February 3, 12
First Year Seminar/Delwiche
The 6th Sense of Comics
The first time I read issue five of the Watchmen comic, I really didn’t notice any particular type of pattern because I was much more focused on the plot. But upon reading it a few more times to try and grasp what’s really going on, it’s hard to miss the pattern displayed in this issue of Watchmen, which is literally presented in plain sight in its title. The first six pages of issue five and the last six pages of issue five have strikingly similar features. The first thing I noticed was the constant appearance of the reflecting puddle on the sidewalk that glowed with red emotion. Then I finally noticed the strange color pattern that resembled a tic-tac-toe board where every other panel had a specific color scheme to it. I think Moore and Gibbons portrayed it like this to show that there is a balance to life and even though there’s a lot of bad things discussed in the plot, there is also hope, and vice versa. For instance, Rorschach secretly investigating the strange activity surrounding the masked heroes and gets setup and framed by the person orchestrating these events. It connects to the idea of karma and irony because Rorschach is trying to do good work but he somehow ends up getting busted by the police.

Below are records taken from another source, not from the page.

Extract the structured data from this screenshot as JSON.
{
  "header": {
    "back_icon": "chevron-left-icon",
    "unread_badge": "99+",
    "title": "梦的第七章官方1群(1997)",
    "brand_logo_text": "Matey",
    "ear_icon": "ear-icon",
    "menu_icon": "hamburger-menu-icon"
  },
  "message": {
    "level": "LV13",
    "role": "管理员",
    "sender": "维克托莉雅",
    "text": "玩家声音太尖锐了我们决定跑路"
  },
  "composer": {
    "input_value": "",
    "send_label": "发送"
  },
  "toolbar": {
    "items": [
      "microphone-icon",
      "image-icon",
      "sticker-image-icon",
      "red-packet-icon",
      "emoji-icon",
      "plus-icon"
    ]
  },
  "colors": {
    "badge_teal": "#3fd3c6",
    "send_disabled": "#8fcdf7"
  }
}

The color scheme could also point to the state of the city, which started and ended with the strong scheme of red and orange. This points to sign of chaos and unrest occurring in the city, particularly at the end when Rorschach is apprehended.

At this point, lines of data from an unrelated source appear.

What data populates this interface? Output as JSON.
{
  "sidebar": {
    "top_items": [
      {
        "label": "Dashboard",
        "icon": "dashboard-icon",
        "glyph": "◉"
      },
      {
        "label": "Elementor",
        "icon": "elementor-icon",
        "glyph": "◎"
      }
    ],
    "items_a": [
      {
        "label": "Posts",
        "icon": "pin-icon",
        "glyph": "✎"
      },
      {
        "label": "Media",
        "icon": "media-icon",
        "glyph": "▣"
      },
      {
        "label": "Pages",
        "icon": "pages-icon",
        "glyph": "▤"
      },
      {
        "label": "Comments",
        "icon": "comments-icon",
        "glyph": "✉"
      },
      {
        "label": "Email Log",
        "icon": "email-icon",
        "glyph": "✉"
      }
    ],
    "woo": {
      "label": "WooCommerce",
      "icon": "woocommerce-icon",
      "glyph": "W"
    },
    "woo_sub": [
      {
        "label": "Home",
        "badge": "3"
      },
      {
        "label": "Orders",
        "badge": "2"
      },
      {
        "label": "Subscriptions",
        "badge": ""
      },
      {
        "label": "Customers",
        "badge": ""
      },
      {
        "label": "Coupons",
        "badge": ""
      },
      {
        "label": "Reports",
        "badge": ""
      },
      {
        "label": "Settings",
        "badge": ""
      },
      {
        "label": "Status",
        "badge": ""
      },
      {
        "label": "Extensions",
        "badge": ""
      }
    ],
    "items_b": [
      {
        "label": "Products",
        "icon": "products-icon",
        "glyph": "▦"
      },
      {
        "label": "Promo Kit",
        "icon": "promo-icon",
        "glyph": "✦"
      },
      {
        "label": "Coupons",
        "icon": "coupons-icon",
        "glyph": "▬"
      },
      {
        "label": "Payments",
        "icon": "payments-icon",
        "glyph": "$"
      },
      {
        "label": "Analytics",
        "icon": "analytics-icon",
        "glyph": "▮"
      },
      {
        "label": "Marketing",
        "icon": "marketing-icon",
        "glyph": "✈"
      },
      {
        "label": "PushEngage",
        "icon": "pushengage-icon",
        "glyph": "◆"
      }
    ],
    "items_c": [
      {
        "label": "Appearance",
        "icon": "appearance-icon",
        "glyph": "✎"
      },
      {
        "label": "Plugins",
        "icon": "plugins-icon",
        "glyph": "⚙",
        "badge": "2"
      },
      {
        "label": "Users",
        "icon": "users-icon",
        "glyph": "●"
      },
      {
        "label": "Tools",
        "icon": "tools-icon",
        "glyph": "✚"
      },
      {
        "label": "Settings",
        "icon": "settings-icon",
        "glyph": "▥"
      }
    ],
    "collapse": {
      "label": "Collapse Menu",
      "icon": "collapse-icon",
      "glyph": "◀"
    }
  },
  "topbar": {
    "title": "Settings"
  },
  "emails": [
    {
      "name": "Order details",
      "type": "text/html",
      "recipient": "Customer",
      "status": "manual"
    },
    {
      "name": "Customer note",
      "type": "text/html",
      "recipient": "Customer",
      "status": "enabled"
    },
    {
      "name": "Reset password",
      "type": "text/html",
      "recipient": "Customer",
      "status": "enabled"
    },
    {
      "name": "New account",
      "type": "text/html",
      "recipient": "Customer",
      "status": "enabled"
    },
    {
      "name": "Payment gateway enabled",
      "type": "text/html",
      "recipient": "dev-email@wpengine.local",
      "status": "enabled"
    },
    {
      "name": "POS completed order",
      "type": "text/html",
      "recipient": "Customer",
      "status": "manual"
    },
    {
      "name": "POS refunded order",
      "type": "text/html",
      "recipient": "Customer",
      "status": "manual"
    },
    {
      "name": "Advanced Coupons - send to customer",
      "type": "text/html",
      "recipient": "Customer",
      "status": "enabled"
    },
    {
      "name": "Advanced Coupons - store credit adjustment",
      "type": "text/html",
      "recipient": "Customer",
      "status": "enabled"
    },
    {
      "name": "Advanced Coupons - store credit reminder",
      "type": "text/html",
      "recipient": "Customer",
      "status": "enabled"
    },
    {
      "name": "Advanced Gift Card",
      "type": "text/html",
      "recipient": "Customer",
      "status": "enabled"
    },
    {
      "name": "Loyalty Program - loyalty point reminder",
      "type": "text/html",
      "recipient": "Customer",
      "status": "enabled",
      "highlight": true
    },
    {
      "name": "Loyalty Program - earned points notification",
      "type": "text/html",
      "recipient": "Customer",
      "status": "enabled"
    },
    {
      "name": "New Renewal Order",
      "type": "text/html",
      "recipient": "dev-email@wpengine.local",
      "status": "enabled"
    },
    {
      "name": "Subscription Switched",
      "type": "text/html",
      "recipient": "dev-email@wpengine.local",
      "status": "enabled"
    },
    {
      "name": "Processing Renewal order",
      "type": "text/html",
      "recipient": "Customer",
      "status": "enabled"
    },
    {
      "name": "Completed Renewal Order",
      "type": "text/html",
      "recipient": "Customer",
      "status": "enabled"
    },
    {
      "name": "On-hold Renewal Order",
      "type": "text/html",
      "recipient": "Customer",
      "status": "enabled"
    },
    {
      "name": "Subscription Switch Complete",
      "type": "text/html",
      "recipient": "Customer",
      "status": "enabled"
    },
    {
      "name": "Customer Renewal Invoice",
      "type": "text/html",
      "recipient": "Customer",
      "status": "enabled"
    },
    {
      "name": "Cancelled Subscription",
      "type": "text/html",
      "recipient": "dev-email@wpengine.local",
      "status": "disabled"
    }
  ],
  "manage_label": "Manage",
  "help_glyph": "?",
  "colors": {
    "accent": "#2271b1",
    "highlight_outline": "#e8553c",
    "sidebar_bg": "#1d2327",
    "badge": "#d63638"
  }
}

The symbolism of rain highlights the entire plot and meaning of the second issue of Watchmen. The cover of the issue is the face of a statue of a woman who is revealed to be a religious figure as the statue is located at the cemetery where Blake is being buried. There is tremendous detail used in the paintings as the rain drops hit the statues face. It also reappears in the final panel of the issue when Rorschach walks away from Blake’s grave as the rain keeps coming down. It symbolizes the saddened emotion that is being felt by the masked heroes at the loss of the comedian but more importantly because Rorschach could not attend the funeral. It relates quite literally to the title but being a wanted man, Rorschach had to be absent from the funeral. This is also highlighted by the phrase at the end of issue, which basically says Rorschach should be celebrating with old friends instead of grieving Blake.

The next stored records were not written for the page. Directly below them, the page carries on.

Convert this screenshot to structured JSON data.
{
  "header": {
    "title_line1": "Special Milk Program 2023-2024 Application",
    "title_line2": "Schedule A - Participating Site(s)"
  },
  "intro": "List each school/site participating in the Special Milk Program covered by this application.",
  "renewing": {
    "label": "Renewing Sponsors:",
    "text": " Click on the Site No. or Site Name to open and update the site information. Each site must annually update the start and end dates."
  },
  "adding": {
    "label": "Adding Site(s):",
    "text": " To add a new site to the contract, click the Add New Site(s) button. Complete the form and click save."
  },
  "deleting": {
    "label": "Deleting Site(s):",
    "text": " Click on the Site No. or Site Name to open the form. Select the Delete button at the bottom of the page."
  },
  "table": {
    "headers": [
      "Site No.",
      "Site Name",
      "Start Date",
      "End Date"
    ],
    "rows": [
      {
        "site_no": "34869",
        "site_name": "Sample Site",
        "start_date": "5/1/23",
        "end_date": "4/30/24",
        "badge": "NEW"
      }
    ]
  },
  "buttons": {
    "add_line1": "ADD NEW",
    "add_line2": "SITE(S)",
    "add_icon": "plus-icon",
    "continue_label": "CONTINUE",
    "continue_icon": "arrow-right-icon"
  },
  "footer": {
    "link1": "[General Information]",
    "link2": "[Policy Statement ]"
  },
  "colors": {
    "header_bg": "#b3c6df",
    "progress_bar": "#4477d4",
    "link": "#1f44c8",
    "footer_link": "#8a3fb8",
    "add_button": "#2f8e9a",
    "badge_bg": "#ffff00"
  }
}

Dr. Manhattan plays a critical role in exposing the various themes and concepts displayed in this comic series. The first theme that became apparent was the concept of irony in the third issue of Watchmen. Throughout the novel, Moore and Gibbons constantly expose the American people’s fear of Russia during a time of uncertainty. As this progresses, people begin taking measures to protect themselves, which is illustrated by the cover and first panel of the third issue. The illustration is of the radiation symbol that has “fallout shelter” printed on it. The illustration is continued upon by a random bystander talking about nuking Russia which goes to show how insecure Americans were during this time period. Moore and Gibbons introduce this character, Dr. Manhattan, who many Americans consider to be their hero and secret weapon against the Russians because he defies atomic theory and has incredible powers and abilities after his freak accident. However, we learn after an interview on national television that his exposure to the people he saw the most made them contract various types of cancer due to radiation. The irony in that is that while Americans were worried about being nuked by Russia, they were being killed by their own national superhero. Dr. Manhattan is then turned upon and the very being that was their savior is now exiled and outcast, which also connects to the last saying of the third issue because even though it’s implied he is the judge of the Earth, he doesn’t even live on Earth anymore.
There has always been a debate about whether we have pre-determined fates or if we create our own destiny. In the fourth issue of the Watchmen, it’s quite clear that our fates have already been decided, or so Dr. Manhattan would have us believe. The issue starts off with the cover of a old photo of Jon and Janey that is partially burnt as it lays in the pink sand of Mars. Then Dr. Manhattan holds up the same picture in the stars in the first panel of the issue. He goes on to recount his life and history but at the end of it all he brings up a curious thought. What if his dad hadn’t thrown out his cogs, or the fat man had stepped on Janey’s watch? He goes on to illustrate his point that even if those things hadn’t occurred, something else would have happened to get him to where he is now. Einstein’s quote at the end does a very good job of capping it off by saying that even though we have discovered the atom power, we fail to see its true capability because we were destined to be focused on its harmful nature.
Several universial and common themes appear throughout this novel; the display of emotions through artistic styles, irony in the plot, and fate vs. destiny. They all play a big role in the backstage of comic books. Hopefully it’s been made clear that although Moore and Gibbons wanted to create and illustrate a creative plot, they also wanted to deliver messages throughout the novel. Their use of coloring schemes in the fifth issue help us as readers realize that this helps us get a sense of the emotions being felt by the characters. It adds a sixth sense to the world of comics because now readers can actually feel and sympathize with what the characters are going through. It changes the way comics are written and how the authors have to think about their drawing styles. But at the end of the day, this is a very good thing for comics because it adds a new dimension of creativity to the comic world.